Start of RECORDS TO USE

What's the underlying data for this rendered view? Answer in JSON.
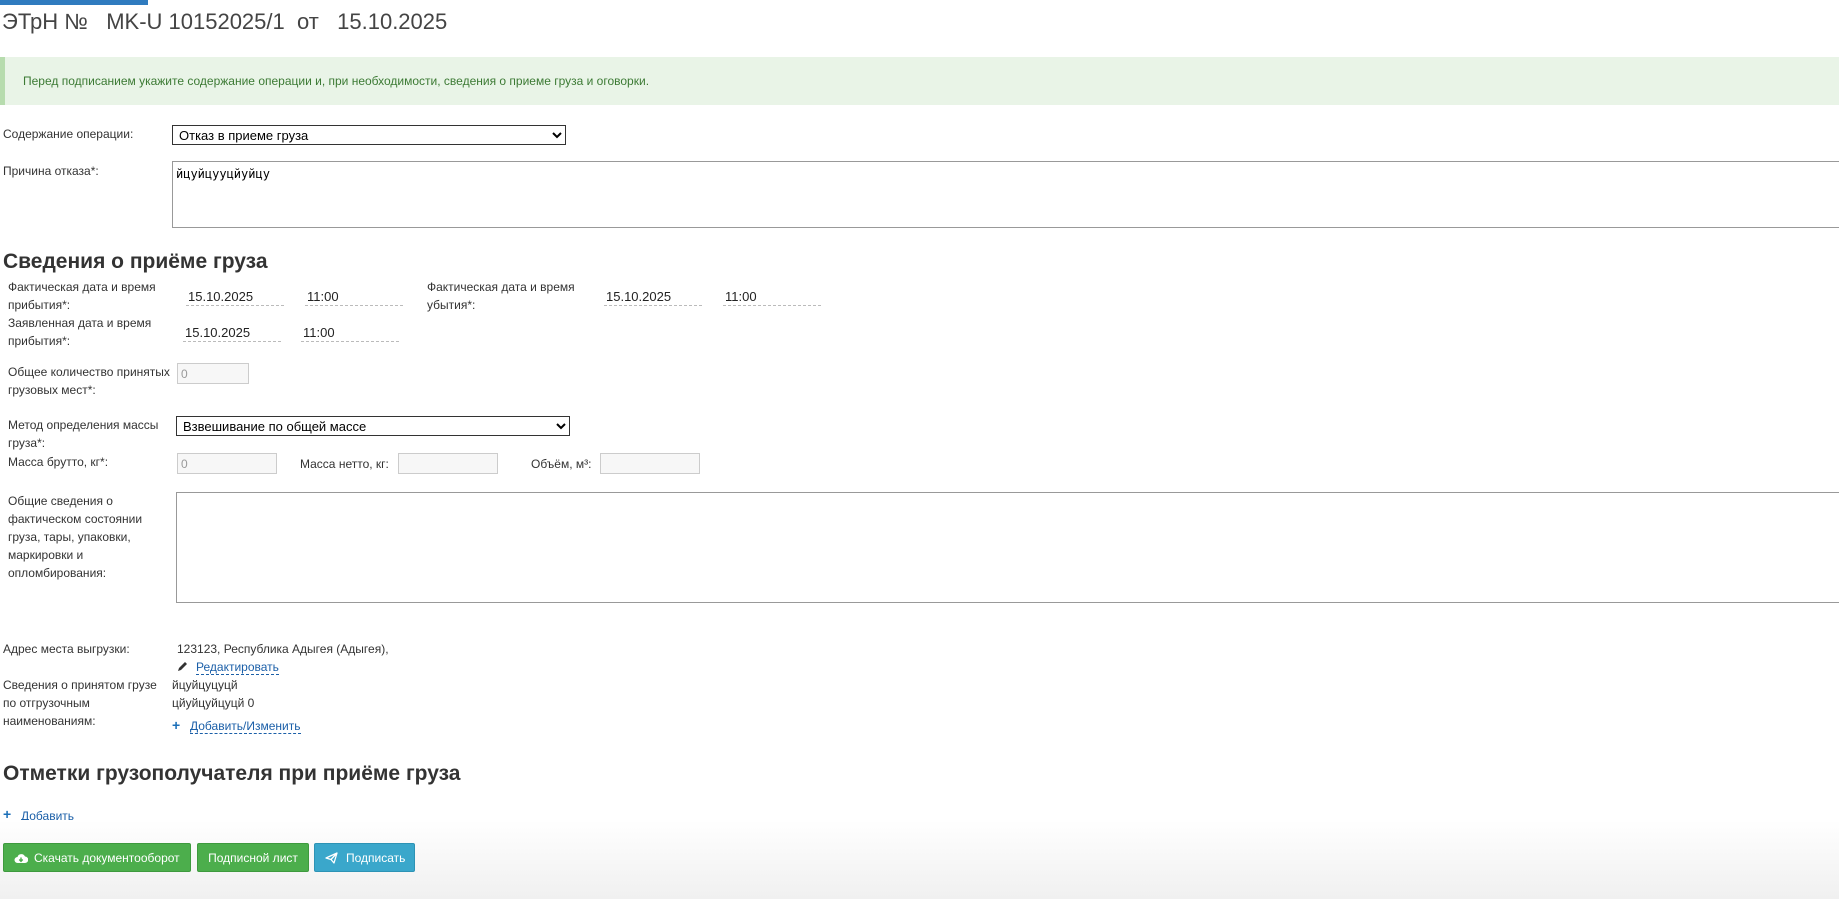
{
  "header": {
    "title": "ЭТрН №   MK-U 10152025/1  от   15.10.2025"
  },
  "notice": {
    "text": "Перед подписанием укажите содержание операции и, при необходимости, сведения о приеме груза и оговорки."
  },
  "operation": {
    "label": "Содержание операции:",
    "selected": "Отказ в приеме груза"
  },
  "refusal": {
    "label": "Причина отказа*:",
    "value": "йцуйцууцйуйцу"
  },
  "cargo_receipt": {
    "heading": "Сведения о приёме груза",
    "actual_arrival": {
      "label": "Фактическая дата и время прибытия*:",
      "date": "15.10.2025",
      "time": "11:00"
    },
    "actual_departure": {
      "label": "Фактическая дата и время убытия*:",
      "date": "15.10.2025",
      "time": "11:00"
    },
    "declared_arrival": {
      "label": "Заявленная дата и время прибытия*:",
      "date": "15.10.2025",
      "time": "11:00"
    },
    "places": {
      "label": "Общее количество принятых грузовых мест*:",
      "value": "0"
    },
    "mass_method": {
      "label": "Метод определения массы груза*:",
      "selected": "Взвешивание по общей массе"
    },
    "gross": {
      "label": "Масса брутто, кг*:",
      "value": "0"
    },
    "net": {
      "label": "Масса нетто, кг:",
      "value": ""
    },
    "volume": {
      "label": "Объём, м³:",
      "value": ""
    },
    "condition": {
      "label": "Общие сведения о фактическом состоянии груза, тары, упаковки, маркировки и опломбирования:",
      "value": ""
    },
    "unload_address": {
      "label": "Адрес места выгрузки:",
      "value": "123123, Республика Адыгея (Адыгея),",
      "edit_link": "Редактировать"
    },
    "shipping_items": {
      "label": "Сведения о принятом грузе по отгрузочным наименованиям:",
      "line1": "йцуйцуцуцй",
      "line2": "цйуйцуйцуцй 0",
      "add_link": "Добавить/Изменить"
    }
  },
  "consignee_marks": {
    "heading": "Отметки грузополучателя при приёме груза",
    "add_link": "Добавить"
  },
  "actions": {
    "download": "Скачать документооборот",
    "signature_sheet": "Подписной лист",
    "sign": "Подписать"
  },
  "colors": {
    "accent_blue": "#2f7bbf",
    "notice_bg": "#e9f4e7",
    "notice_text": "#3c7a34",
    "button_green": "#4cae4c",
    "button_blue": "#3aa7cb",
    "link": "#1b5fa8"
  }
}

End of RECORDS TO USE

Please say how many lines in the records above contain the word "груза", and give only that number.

6